For many years, outfitters and guides, anglers, and irrigation managers have inquired about the causes of daily fluctuations in streamflow in the Henry’s Fork downstream of Ashton Dam. These fluctuations are large enough to be noticed by anglers while they are out on the river and large enough to cause canal diversion rates to vary throughout the day. Although fluctuations occur year-round, they are highest in amplitude and have the greatest effect on fishing, river ecology, and irrigation operations during the late summer and early fall.
From the outside, it would appear that HFF’s busiest time of year is the month or two leading up to and surrounding Henry’s Fork Day in June. But, I’m going to make the case here that the next six or eight weeks are in fact the busiest of the year when averaged over the entire HFF team. If nothing else, this week’s blog will give you a good idea of the breadth of our work.
December 2014 and January 2015 found HFF Board Members, staff, and members traveling to Mexico and Argentina to make Henry’s Fork connections! These HFF hosted trips were months to years in the making and are the result of symbiotic relationships that HFF has developed with partners across the globe.
A few blogs ago I discussed the words “collaboration”, “sustainability”, and “planning” in the context of HFF’s work. This week I’ll take on three more words: “research”, “monitoring,” and “science.”
For those of you who, understandably, don’t have time or desire to read the whole blog, here are the take-home messages.
Science requires 1) identification of a problem, 2) collection of data, and 3) formulation and testing of hypotheses.
Research and monitoring activities related to natural resources frequently fail to constitute science because they lack testing of hypotheses.
Key steps in hypothesis-testing are review of scientific literature, formulation of testable hypotheses, selection of statistical methods, design of data-collection based on the statistical methods, and use of mathematical and computational tools to conduct the hypothesis tests.
The peer-reviewed scientific literature is the basis for advancement of scientific knowledge and for the application of science in decision making.
HFF strives to conduct science and to publish that science in peer-reviewed journals.
As we are now about half-way through our snow-accumulation season and half-way through the critical winter period for survival of juvenile trout, it is a good time to assess our current water supply and what it may mean for the upcoming spring and summer.

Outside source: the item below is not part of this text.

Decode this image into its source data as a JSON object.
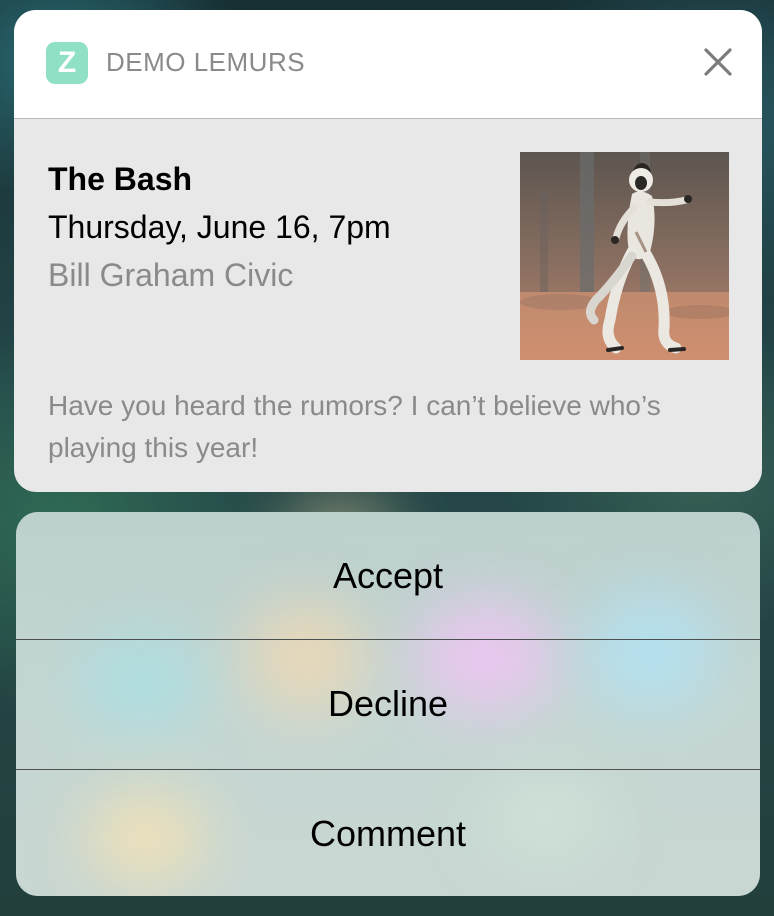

My top-10 list is limited to items from our programmatic work (research and restoration, stewardship, and education) and so does not include other notable HFF events and accomplishments such as four record-breaking fundraising receptions, the 30th Anniversary edition of Henry’s Fork Day, and a special appearance by “The Voice of the River” at the North Fremont Education Foundation talent show and auction. These are all important events and accomplishments that make our programmatic work possible.

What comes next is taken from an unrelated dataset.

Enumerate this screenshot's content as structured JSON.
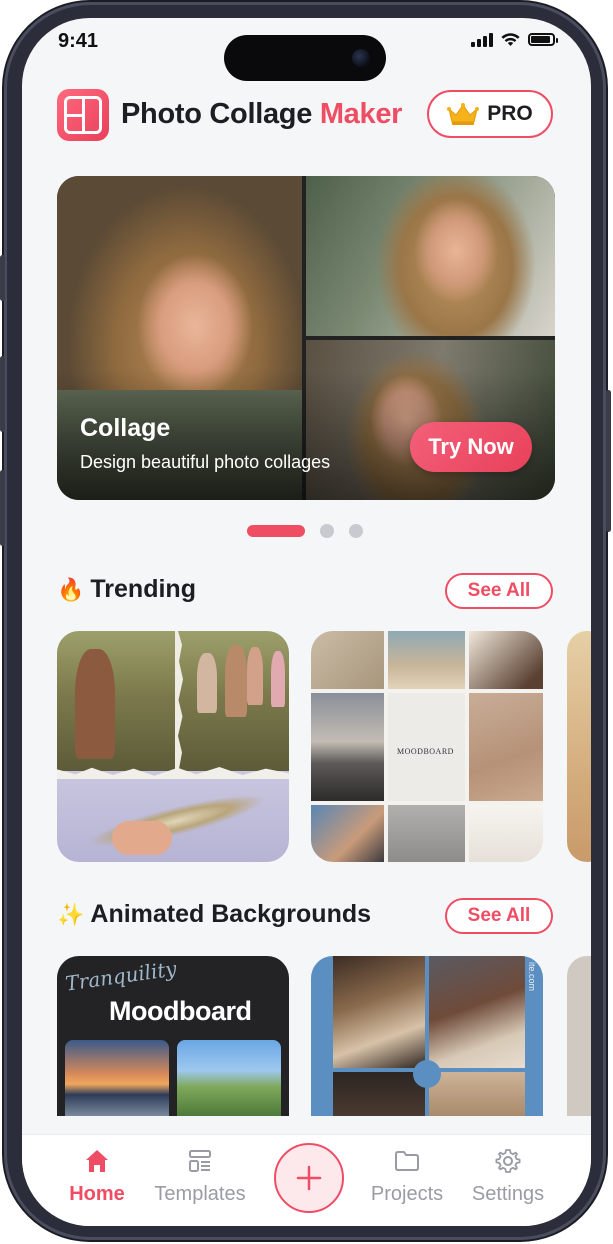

I started out the morning thinking that I would replace the usual blog entry this week with a “fishy” version of “The Night Before Christmas”—you know, “Twas the night before Christmas, in the river, throughout, not a creature was stirring, not even a trout. The stockingfoot waders had been hung with care, but many with holes were in need of repair…”
More than 14 years ago, Joan Rice went to work for the Henry's Fork Foundation as a clerk. Over the years, her duties changed and she began keeping track of the finances of the growing non-profit. For the past several years, she has been an independent contractor, doing the Foundation's books and acting as human resources manager. Joan announced in November that she is retiring, and her last day on the job will be Dec. 31. You can't replace Joan. She is one of a kind, but we have hired a successor in time to allow Joan to provide some training before she leaves. Our new Finance and HR Manager is Tim Maurer of Ashton. Tim will be starting out part-time through the end of 2014 to take advantage of training opportunities with Joan. He will start working 32 hours/week in January. Tim will be responsible for all of the duties traditionally assigned to Joan, and with Kennalee Howell leaving on a LDS mission this spring, also take on her role within the Foundation. Tim has been a valued asset as a volunteer at Henry’s Fork Day and other HFF events. He has also contracted with HFF to close out select RAC grants within the last two years. Tim brings project administration experience, attention to detail, and event management credentials to HFF after completing a career in the military and civilian service. While I am sad to have Joan depart, I am relieved and excited to be working with Tim to steward the HFF financial resources, interact with the HFF Finance Committee, and have him assist with our fundraising efforts.
It has been an exciting week in the water-management world, starting with last week’s episode of 60 minutes, in which Lesley Stahl presented the global problem of groundwater decline, using California’s Central Valley as a particular example. There, where the State has only recently taken the first small steps toward regulating groundwater pumping, the amount of water removed from the aquifer is so great that the land surface has sunk over 10 feet in many areas.